**EXCERPTED DATA:**
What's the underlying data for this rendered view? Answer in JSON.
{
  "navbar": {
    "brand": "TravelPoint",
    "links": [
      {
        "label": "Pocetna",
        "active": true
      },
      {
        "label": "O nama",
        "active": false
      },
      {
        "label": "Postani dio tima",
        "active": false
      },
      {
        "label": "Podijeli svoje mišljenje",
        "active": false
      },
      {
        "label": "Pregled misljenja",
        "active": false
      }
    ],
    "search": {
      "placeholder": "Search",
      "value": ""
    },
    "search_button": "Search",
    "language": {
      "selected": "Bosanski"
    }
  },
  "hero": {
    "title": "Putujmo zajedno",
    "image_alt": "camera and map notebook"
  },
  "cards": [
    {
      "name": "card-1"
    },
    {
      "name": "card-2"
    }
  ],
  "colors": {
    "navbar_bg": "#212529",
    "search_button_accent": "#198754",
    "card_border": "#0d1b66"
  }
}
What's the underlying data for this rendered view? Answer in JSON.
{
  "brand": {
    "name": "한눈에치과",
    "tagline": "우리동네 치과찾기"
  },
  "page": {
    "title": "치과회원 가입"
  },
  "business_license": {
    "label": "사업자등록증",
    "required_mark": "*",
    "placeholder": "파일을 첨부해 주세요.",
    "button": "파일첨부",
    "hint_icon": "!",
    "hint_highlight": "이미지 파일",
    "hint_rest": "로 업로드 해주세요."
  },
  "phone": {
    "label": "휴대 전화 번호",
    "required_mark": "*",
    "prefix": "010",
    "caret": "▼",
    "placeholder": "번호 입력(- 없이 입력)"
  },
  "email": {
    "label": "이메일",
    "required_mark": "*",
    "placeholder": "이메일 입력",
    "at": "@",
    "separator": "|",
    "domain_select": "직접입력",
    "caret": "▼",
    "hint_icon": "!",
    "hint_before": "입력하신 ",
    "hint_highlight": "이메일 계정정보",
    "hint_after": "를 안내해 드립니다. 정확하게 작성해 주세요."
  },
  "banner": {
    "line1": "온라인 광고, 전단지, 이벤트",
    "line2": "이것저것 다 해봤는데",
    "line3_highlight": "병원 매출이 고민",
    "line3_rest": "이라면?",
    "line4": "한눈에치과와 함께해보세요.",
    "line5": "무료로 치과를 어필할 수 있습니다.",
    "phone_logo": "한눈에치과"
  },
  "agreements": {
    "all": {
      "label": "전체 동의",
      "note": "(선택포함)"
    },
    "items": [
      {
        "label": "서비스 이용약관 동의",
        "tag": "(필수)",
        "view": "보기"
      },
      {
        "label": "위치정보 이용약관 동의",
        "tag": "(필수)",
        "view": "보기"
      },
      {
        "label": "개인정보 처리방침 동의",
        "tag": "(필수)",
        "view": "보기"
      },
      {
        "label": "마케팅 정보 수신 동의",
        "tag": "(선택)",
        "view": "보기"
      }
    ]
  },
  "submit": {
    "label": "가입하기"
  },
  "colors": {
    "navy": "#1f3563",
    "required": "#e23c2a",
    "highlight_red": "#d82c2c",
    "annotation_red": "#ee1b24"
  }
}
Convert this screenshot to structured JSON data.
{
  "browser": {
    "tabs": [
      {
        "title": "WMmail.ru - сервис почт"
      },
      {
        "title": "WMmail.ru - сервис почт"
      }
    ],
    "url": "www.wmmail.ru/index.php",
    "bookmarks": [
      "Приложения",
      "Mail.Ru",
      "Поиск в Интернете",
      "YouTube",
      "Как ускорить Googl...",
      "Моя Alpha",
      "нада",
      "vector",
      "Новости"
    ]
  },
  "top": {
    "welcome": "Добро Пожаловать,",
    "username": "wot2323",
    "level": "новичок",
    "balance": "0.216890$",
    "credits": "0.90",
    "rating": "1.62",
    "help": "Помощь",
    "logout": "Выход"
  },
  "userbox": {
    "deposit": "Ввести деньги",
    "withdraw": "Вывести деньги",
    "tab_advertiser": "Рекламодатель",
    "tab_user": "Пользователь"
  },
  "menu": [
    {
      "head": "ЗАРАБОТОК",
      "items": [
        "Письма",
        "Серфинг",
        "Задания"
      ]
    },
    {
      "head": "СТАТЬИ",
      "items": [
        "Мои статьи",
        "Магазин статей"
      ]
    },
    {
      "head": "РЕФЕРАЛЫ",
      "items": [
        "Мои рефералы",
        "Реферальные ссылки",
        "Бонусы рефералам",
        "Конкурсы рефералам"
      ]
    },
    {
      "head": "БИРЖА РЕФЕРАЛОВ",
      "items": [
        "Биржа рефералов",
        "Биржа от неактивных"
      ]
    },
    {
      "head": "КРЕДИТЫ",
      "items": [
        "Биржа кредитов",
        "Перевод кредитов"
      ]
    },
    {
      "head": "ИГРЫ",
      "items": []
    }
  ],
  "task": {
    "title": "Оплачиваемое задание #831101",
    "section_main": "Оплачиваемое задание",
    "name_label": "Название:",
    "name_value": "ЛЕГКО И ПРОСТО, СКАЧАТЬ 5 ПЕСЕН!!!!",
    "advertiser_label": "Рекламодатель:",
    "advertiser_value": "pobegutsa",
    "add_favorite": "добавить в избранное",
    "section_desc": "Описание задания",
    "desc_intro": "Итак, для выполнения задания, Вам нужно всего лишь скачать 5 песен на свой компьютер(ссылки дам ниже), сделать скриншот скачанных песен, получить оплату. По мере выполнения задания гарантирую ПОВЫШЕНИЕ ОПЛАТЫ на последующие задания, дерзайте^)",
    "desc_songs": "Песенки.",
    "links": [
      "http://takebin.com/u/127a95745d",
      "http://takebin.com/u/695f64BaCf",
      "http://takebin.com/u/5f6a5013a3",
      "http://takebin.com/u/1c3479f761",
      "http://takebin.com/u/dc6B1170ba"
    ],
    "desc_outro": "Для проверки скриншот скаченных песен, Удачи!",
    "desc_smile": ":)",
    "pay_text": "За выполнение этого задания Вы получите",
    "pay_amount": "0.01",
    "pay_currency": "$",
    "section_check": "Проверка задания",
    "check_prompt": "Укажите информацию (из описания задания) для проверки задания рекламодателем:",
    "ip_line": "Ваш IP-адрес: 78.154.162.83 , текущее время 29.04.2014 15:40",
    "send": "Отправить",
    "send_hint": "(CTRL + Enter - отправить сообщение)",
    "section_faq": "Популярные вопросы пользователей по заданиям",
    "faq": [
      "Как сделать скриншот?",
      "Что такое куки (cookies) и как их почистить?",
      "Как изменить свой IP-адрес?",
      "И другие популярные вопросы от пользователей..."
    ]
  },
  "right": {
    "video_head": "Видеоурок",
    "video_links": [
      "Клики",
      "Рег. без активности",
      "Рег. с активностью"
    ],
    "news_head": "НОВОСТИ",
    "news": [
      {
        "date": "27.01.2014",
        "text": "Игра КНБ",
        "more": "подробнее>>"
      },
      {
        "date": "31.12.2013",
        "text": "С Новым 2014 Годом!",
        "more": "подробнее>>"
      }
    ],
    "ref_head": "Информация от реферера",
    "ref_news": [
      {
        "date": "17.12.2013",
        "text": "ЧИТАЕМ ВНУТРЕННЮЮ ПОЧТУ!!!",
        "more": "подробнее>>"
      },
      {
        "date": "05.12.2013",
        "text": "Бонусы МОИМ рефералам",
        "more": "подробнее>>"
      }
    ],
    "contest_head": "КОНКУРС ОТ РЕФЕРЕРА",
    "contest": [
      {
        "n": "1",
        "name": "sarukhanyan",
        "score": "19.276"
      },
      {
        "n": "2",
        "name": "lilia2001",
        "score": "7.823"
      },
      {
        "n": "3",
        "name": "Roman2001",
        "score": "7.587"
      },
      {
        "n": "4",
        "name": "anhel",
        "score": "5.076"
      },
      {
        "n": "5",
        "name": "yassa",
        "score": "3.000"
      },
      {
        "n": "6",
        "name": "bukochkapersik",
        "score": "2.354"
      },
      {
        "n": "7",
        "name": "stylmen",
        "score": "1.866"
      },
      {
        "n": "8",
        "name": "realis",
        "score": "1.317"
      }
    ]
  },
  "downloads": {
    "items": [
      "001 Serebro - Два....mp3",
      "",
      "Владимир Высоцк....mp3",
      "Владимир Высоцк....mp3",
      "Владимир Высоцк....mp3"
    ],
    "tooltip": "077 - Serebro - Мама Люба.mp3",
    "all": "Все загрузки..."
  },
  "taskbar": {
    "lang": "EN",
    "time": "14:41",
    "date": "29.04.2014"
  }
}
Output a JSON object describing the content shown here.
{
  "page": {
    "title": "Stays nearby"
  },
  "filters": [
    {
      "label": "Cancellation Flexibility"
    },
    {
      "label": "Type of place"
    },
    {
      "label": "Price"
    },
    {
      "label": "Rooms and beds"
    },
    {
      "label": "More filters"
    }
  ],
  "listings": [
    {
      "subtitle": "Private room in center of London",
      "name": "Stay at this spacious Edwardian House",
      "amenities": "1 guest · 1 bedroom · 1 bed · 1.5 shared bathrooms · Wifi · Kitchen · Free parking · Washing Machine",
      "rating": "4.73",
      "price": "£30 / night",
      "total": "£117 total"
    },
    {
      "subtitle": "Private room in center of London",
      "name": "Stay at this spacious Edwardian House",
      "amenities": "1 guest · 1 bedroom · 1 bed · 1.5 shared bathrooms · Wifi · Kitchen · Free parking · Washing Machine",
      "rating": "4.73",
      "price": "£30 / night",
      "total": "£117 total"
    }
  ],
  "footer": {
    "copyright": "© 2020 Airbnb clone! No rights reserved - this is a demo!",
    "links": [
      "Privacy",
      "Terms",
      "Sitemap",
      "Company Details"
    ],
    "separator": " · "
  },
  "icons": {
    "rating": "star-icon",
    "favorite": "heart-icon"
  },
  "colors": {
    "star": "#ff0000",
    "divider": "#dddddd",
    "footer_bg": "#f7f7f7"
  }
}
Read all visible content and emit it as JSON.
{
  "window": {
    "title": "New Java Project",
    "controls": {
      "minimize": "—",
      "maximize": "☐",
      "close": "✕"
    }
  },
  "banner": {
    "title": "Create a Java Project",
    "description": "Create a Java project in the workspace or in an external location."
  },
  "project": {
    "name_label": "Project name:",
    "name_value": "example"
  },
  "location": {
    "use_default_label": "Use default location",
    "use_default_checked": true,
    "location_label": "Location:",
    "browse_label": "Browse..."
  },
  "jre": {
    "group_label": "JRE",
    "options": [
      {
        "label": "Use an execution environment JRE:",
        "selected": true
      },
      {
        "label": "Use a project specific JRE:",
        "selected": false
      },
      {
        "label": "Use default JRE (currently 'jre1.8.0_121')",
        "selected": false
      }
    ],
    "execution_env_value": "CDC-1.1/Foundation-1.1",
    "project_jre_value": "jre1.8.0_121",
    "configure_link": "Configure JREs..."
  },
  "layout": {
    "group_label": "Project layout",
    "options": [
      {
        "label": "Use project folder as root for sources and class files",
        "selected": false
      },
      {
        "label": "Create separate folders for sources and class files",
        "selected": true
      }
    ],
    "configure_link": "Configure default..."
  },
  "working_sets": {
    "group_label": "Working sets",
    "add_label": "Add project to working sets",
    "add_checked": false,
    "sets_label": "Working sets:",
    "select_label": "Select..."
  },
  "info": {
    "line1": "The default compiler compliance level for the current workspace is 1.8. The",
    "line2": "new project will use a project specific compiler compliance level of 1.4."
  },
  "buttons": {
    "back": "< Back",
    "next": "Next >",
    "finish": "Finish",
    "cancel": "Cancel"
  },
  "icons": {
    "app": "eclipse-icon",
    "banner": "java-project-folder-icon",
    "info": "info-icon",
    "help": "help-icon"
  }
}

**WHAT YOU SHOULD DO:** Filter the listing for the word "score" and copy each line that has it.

**SOLUTION TO THIS TASK:**
        "score": "19.276"
        "score": "7.823"
        "score": "7.587"
        "score": "5.076"
        "score": "3.000"
        "score": "2.354"
        "score": "1.866"
        "score": "1.317"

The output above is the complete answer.